* Task prompt
Copy out every record exactly.

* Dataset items
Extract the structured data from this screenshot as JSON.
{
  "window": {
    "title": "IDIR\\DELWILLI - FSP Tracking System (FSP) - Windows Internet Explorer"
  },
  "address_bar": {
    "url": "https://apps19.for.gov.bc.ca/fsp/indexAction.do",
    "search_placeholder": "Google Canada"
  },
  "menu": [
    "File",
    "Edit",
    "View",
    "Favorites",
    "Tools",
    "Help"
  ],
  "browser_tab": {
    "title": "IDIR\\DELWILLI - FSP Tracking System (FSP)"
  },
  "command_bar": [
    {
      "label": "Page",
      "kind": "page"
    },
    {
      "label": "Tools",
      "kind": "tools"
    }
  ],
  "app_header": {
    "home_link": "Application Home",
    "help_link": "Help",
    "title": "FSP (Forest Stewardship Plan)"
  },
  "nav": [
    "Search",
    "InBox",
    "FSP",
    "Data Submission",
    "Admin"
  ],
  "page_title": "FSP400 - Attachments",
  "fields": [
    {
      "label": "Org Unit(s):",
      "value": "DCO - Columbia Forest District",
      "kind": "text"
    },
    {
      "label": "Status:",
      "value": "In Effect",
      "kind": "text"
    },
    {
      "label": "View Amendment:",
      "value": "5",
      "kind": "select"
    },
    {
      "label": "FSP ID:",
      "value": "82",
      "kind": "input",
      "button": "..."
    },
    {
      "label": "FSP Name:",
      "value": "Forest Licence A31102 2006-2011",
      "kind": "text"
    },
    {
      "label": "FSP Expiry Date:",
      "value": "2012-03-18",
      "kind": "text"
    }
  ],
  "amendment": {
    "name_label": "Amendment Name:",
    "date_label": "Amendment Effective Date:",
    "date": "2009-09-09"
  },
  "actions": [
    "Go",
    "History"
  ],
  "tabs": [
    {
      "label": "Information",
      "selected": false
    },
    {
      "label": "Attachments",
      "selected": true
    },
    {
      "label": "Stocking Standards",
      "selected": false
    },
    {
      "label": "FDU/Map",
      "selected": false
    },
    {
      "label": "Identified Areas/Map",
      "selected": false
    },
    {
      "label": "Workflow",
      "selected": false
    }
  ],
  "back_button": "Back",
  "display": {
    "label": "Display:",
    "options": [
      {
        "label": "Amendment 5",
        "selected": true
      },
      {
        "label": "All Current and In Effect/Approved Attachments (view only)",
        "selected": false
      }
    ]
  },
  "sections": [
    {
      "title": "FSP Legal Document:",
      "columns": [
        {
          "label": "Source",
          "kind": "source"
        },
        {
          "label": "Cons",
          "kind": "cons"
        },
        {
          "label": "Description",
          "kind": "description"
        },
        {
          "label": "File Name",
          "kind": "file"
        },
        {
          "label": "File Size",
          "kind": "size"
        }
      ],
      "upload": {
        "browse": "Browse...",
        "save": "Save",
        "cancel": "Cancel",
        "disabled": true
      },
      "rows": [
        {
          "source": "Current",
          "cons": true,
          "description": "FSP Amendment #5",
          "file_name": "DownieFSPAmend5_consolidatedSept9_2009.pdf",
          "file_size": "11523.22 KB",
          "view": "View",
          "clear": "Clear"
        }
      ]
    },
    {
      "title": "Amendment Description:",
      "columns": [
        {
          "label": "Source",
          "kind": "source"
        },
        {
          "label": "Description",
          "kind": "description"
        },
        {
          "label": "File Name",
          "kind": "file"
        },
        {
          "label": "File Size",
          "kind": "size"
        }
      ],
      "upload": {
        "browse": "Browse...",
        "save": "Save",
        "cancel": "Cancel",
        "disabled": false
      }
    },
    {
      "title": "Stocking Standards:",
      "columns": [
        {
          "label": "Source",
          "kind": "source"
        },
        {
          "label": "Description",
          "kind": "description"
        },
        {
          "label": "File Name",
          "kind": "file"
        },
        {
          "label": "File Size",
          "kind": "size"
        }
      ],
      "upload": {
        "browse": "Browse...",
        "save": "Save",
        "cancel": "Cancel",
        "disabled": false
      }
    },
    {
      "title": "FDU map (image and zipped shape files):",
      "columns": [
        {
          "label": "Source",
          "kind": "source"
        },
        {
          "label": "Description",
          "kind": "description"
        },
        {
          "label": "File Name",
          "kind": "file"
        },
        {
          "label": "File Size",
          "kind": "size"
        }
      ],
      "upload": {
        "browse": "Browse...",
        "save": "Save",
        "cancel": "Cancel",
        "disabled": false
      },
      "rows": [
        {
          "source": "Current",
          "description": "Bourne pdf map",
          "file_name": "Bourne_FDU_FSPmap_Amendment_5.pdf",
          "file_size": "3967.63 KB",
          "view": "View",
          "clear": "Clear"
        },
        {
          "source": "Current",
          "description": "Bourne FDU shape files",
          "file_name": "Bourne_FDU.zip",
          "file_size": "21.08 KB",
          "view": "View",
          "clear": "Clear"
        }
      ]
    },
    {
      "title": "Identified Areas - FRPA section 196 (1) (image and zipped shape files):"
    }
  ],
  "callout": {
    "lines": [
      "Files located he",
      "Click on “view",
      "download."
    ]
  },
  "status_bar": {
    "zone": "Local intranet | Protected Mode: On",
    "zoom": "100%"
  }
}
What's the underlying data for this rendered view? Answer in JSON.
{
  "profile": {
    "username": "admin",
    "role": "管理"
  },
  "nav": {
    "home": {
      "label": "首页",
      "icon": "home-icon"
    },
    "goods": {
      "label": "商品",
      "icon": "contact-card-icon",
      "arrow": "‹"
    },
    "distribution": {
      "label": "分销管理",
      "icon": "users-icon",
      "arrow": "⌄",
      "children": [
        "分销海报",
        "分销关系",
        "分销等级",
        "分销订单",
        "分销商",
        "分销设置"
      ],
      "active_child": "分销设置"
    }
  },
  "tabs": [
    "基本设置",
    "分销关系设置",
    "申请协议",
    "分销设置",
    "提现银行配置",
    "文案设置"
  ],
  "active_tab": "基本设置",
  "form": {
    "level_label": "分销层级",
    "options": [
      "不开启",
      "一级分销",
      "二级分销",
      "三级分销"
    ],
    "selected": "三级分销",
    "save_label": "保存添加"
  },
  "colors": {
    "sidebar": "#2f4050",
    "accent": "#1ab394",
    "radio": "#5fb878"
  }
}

* Output for this exercise
Extract the structured data from this screenshot as JSON.
{
  "window": {
    "title": "IDIR\\DELWILLI - FSP Tracking System (FSP) - Windows Internet Explorer"
  },
  "address_bar": {
    "url": "https://apps19.for.gov.bc.ca/fsp/indexAction.do",
    "search_placeholder": "Google Canada"
  },
  "menu": [
    "File",
    "Edit",
    "View",
    "Favorites",
    "Tools",
    "Help"
  ],
  "browser_tab": {
    "title": "IDIR\\DELWILLI - FSP Tracking System (FSP)"
  },
  "command_bar": [
    {
      "label": "Page",
      "kind": "page"
    },
    {
      "label": "Tools",
      "kind": "tools"
    }
  ],
  "app_header": {
    "home_link": "Application Home",
    "help_link": "Help",
    "title": "FSP (Forest Stewardship Plan)"
  },
  "nav": [
    "Search",
    "InBox",
    "FSP",
    "Data Submission",
    "Admin"
  ],
  "page_title": "FSP400 - Attachments",
  "fields": [
    {
      "label": "Org Unit(s):",
      "value": "DCO - Columbia Forest District",
      "kind": "text"
    },
    {
      "label": "Status:",
      "value": "In Effect",
      "kind": "text"
    },
    {
      "label": "View Amendment:",
      "value": "5",
      "kind": "select"
    },
    {
      "label": "FSP ID:",
      "value": "82",
      "kind": "input",
      "button": "..."
    },
    {
      "label": "FSP Name:",
      "value": "Forest Licence A31102 2006-2011",
      "kind": "text"
    },
    {
      "label": "FSP Expiry Date:",
      "value": "2012-03-18",
      "kind": "text"
    }
  ],
  "amendment": {
    "name_label": "Amendment Name:",
    "date_label": "Amendment Effective Date:",
    "date": "2009-09-09"
  },
  "actions": [
    "Go",
    "History"
  ],
  "tabs": [
    {
      "label": "Information",
      "selected": false
    },
    {
      "label": "Attachments",
      "selected": true
    },
    {
      "label": "Stocking Standards",
      "selected": false
    },
    {
      "label": "FDU/Map",
      "selected": false
    },
    {
      "label": "Identified Areas/Map",
      "selected": false
    },
    {
      "label": "Workflow",
      "selected": false
    }
  ],
  "back_button": "Back",
  "display": {
    "label": "Display:",
    "options": [
      {
        "label": "Amendment 5",
        "selected": true
      },
      {
        "label": "All Current and In Effect/Approved Attachments (view only)",
        "selected": false
      }
    ]
  },
  "sections": [
    {
      "title": "FSP Legal Document:",
      "columns": [
        {
          "label": "Source",
          "kind": "source"
        },
        {
          "label": "Cons",
          "kind": "cons"
        },
        {
          "label": "Description",
          "kind": "description"
        },
        {
          "label": "File Name",
          "kind": "file"
        },
        {
          "label": "File Size",
          "kind": "size"
        }
      ],
      "upload": {
        "browse": "Browse...",
        "save": "Save",
        "cancel": "Cancel",
        "disabled": true
      },
      "rows": [
        {
          "source": "Current",
          "cons": true,
          "description": "FSP Amendment #5",
          "file_name": "DownieFSPAmend5_consolidatedSept9_2009.pdf",
          "file_size": "11523.22 KB",
          "view": "View",
          "clear": "Clear"
        }
      ]
    },
    {
      "title": "Amendment Description:",
      "columns": [
        {
          "label": "Source",
          "kind": "source"
        },
        {
          "label": "Description",
          "kind": "description"
        },
        {
          "label": "File Name",
          "kind": "file"
        },
        {
          "label": "File Size",
          "kind": "size"
        }
      ],
      "upload": {
        "browse": "Browse...",
        "save": "Save",
        "cancel": "Cancel",
        "disabled": false
      }
    },
    {
      "title": "Stocking Standards:",
      "columns": [
        {
          "label": "Source",
          "kind": "source"
        },
        {
          "label": "Description",
          "kind": "description"
        },
        {
          "label": "File Name",
          "kind": "file"
        },
        {
          "label": "File Size",
          "kind": "size"
        }
      ],
      "upload": {
        "browse": "Browse...",
        "save": "Save",
        "cancel": "Cancel",
        "disabled": false
      }
    },
    {
      "title": "FDU map (image and zipped shape files):",
      "columns": [
        {
          "label": "Source",
          "kind": "source"
        },
        {
          "label": "Description",
          "kind": "description"
        },
        {
          "label": "File Name",
          "kind": "file"
        },
        {
          "label": "File Size",
          "kind": "size"
        }
      ],
      "upload": {
        "browse": "Browse...",
        "save": "Save",
        "cancel": "Cancel",
        "disabled": false
      },
      "rows": [
        {
          "source": "Current",
          "description": "Bourne pdf map",
          "file_name": "Bourne_FDU_FSPmap_Amendment_5.pdf",
          "file_size": "3967.63 KB",
          "view": "View",
          "clear": "Clear"
        },
        {
          "source": "Current",
          "description": "Bourne FDU shape files",
          "file_name": "Bourne_FDU.zip",
          "file_size": "21.08 KB",
          "view": "View",
          "clear": "Clear"
        }
      ]
    },
    {
      "title": "Identified Areas - FRPA section 196 (1) (image and zipped shape files):"
    }
  ],
  "callout": {
    "lines": [
      "Files located he",
      "Click on “view",
      "download."
    ]
  },
  "status_bar": {
    "zone": "Local intranet | Protected Mode: On",
    "zoom": "100%"
  }
}
What's the underlying data for this rendered view? Answer in JSON.
{
  "profile": {
    "username": "admin",
    "role": "管理"
  },
  "nav": {
    "home": {
      "label": "首页",
      "icon": "home-icon"
    },
    "goods": {
      "label": "商品",
      "icon": "contact-card-icon",
      "arrow": "‹"
    },
    "distribution": {
      "label": "分销管理",
      "icon": "users-icon",
      "arrow": "⌄",
      "children": [
        "分销海报",
        "分销关系",
        "分销等级",
        "分销订单",
        "分销商",
        "分销设置"
      ],
      "active_child": "分销设置"
    }
  },
  "tabs": [
    "基本设置",
    "分销关系设置",
    "申请协议",
    "分销设置",
    "提现银行配置",
    "文案设置"
  ],
  "active_tab": "基本设置",
  "form": {
    "level_label": "分销层级",
    "options": [
      "不开启",
      "一级分销",
      "二级分销",
      "三级分销"
    ],
    "selected": "三级分销",
    "save_label": "保存添加"
  },
  "colors": {
    "sidebar": "#2f4050",
    "accent": "#1ab394",
    "radio": "#5fb878"
  }
}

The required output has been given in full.